## Task prompt
Here is a block of records. Copy every line in it that includes "this".

## Data supplied
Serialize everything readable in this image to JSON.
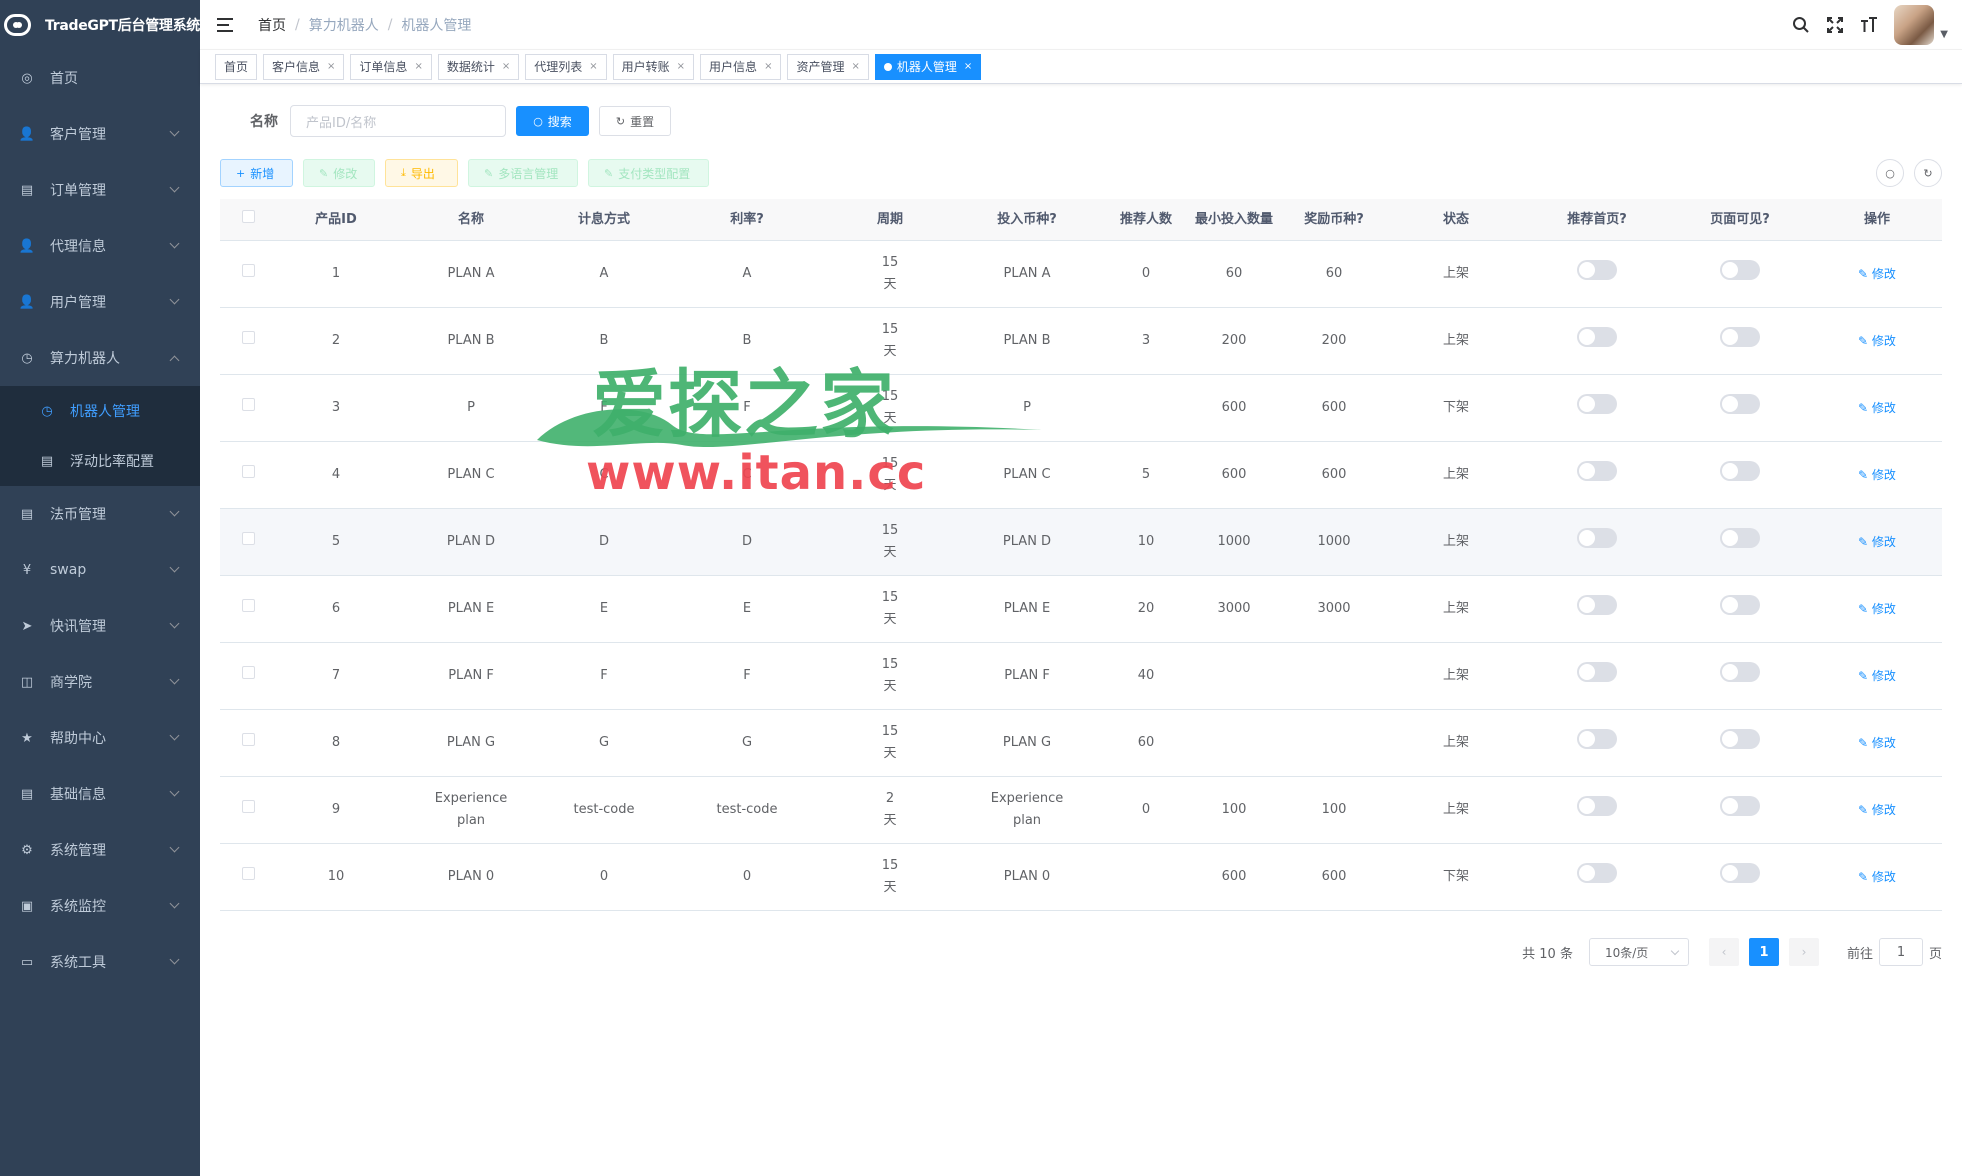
{
  "app": {
    "title": "TradeGPT后台管理系统"
  },
  "sidebar": {
    "items": [
      {
        "label": "首页",
        "icon": "dashboard-icon",
        "glyph": "◎"
      },
      {
        "label": "客户管理",
        "icon": "user-icon",
        "glyph": "👤"
      },
      {
        "label": "订单管理",
        "icon": "document-icon",
        "glyph": "▤"
      },
      {
        "label": "代理信息",
        "icon": "user-icon",
        "glyph": "👤"
      },
      {
        "label": "用户管理",
        "icon": "user-icon",
        "glyph": "👤"
      },
      {
        "label": "算力机器人",
        "icon": "clock-icon",
        "glyph": "◷"
      }
    ],
    "sub_items": [
      {
        "label": "机器人管理",
        "icon": "clock-icon",
        "glyph": "◷"
      },
      {
        "label": "浮动比率配置",
        "icon": "document-icon",
        "glyph": "▤"
      }
    ],
    "items2": [
      {
        "label": "法币管理",
        "icon": "document-icon",
        "glyph": "▤"
      },
      {
        "label": "swap",
        "icon": "yen-icon",
        "glyph": "¥"
      },
      {
        "label": "快讯管理",
        "icon": "send-icon",
        "glyph": "➤"
      },
      {
        "label": "商学院",
        "icon": "book-icon",
        "glyph": "◫"
      },
      {
        "label": "帮助中心",
        "icon": "star-icon",
        "glyph": "★"
      },
      {
        "label": "基础信息",
        "icon": "document-icon",
        "glyph": "▤"
      },
      {
        "label": "系统管理",
        "icon": "gear-icon",
        "glyph": "⚙"
      },
      {
        "label": "系统监控",
        "icon": "monitor-icon",
        "glyph": "▣"
      },
      {
        "label": "系统工具",
        "icon": "toolbox-icon",
        "glyph": "▭"
      }
    ]
  },
  "breadcrumb": [
    "首页",
    "算力机器人",
    "机器人管理"
  ],
  "tags": [
    "首页",
    "客户信息",
    "订单信息",
    "数据统计",
    "代理列表",
    "用户转账",
    "用户信息",
    "资产管理",
    "机器人管理"
  ],
  "search": {
    "label": "名称",
    "placeholder": "产品ID/名称",
    "search_btn": "搜索",
    "reset_btn": "重置"
  },
  "toolbar": {
    "add": "新增",
    "edit": "修改",
    "export": "导出",
    "lang": "多语言管理",
    "pay": "支付类型配置"
  },
  "table": {
    "headers": [
      "产品ID",
      "名称",
      "计息方式",
      "利率?",
      "周期",
      "投入币种?",
      "推荐人数",
      "最小投入数量",
      "奖励币种?",
      "状态",
      "推荐首页?",
      "页面可见?",
      "操作"
    ],
    "op_label": "修改",
    "rows": [
      [
        "1",
        "PLAN A",
        "A",
        "A",
        "15天",
        "PLAN A",
        "0",
        "60",
        "60",
        "上架"
      ],
      [
        "2",
        "PLAN B",
        "B",
        "B",
        "15天",
        "PLAN B",
        "3",
        "200",
        "200",
        "上架"
      ],
      [
        "3",
        "P",
        "F",
        "F",
        "15天",
        "P",
        "",
        "600",
        "600",
        "下架"
      ],
      [
        "4",
        "PLAN C",
        "C",
        "C",
        "15天",
        "PLAN C",
        "5",
        "600",
        "600",
        "上架"
      ],
      [
        "5",
        "PLAN D",
        "D",
        "D",
        "15天",
        "PLAN D",
        "10",
        "1000",
        "1000",
        "上架"
      ],
      [
        "6",
        "PLAN E",
        "E",
        "E",
        "15天",
        "PLAN E",
        "20",
        "3000",
        "3000",
        "上架"
      ],
      [
        "7",
        "PLAN F",
        "F",
        "F",
        "15天",
        "PLAN F",
        "40",
        "",
        "",
        "上架"
      ],
      [
        "8",
        "PLAN G",
        "G",
        "G",
        "15天",
        "PLAN G",
        "60",
        "",
        "",
        "上架"
      ],
      [
        "9",
        "Experience plan",
        "test-code",
        "test-code",
        "2天",
        "Experience plan",
        "0",
        "100",
        "100",
        "上架"
      ],
      [
        "10",
        "PLAN 0",
        "0",
        "0",
        "15天",
        "PLAN 0",
        "",
        "600",
        "600",
        "下架"
      ]
    ]
  },
  "pagination": {
    "total": "共 10 条",
    "page_size": "10条/页",
    "current": "1",
    "goto_prefix": "前往",
    "goto_value": "1",
    "goto_suffix": "页"
  },
  "watermark": {
    "cn": "爱探之家",
    "url": "www.itan.cc"
  },
  "colors": {
    "sidebar_bg": "#304156",
    "primary": "#1890ff",
    "watermark_green": "#3fb06b",
    "watermark_red": "#ef4550"
  }
}
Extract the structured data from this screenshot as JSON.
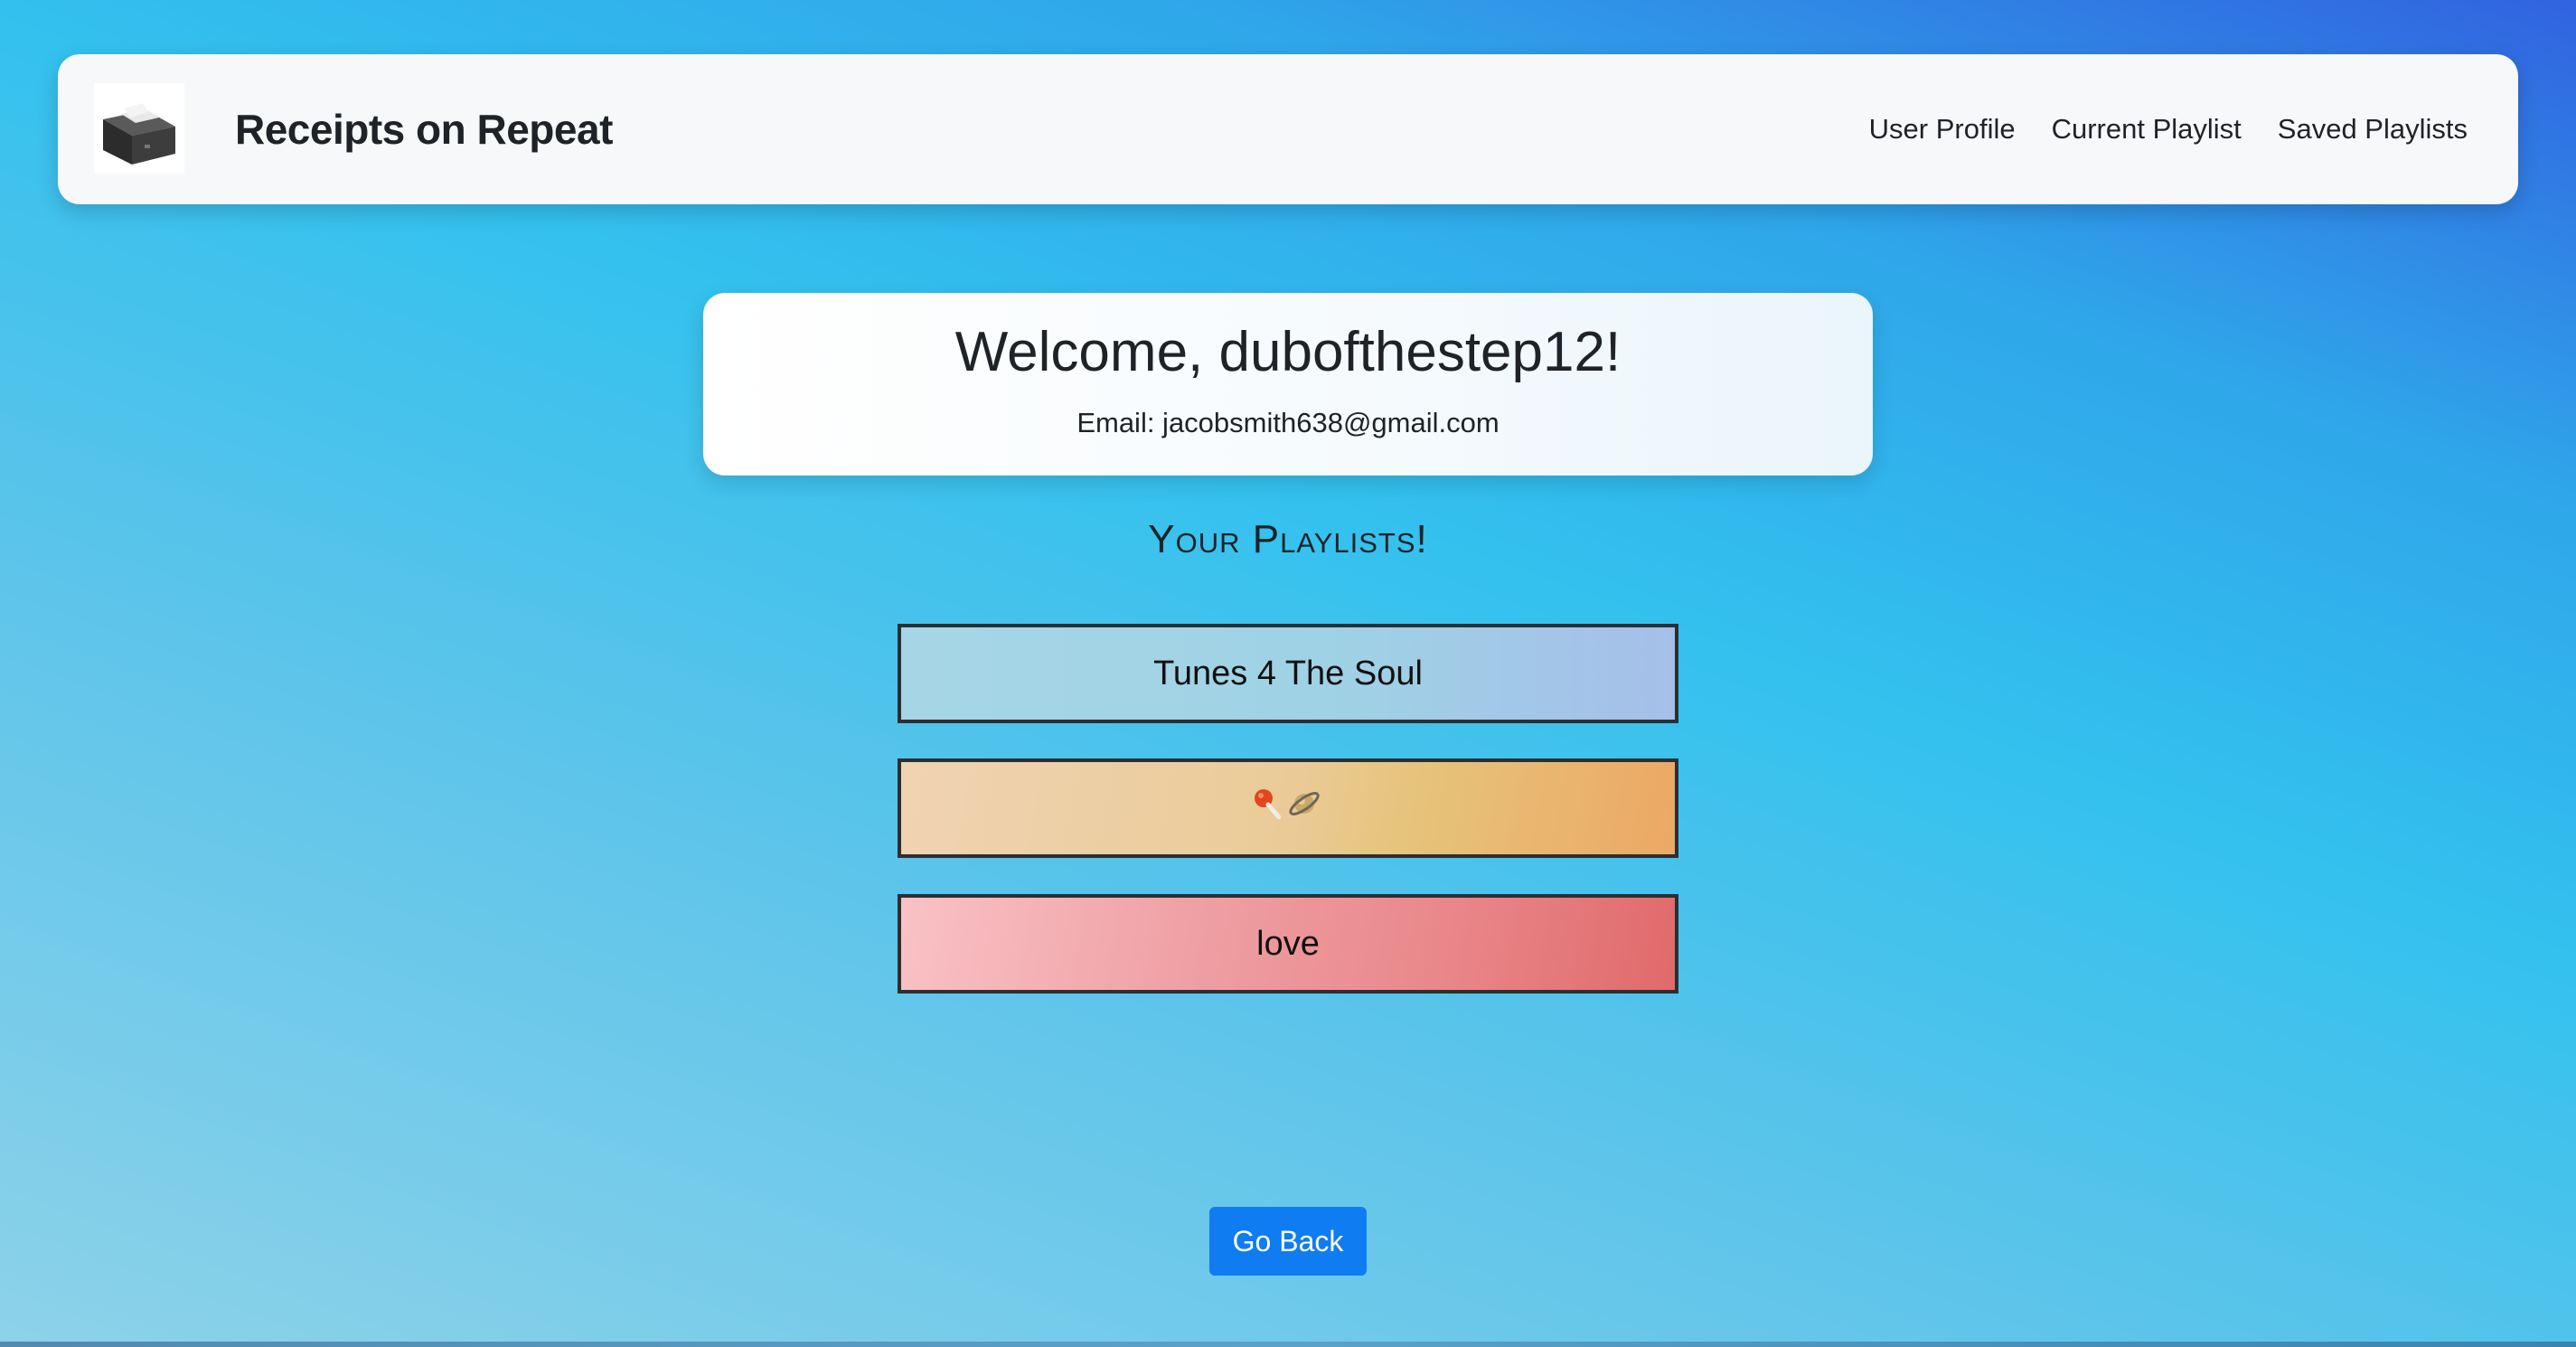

## Final answer
Serialize everything readable in this image to JSON.
Extract the structured data from this screenshot as JSON.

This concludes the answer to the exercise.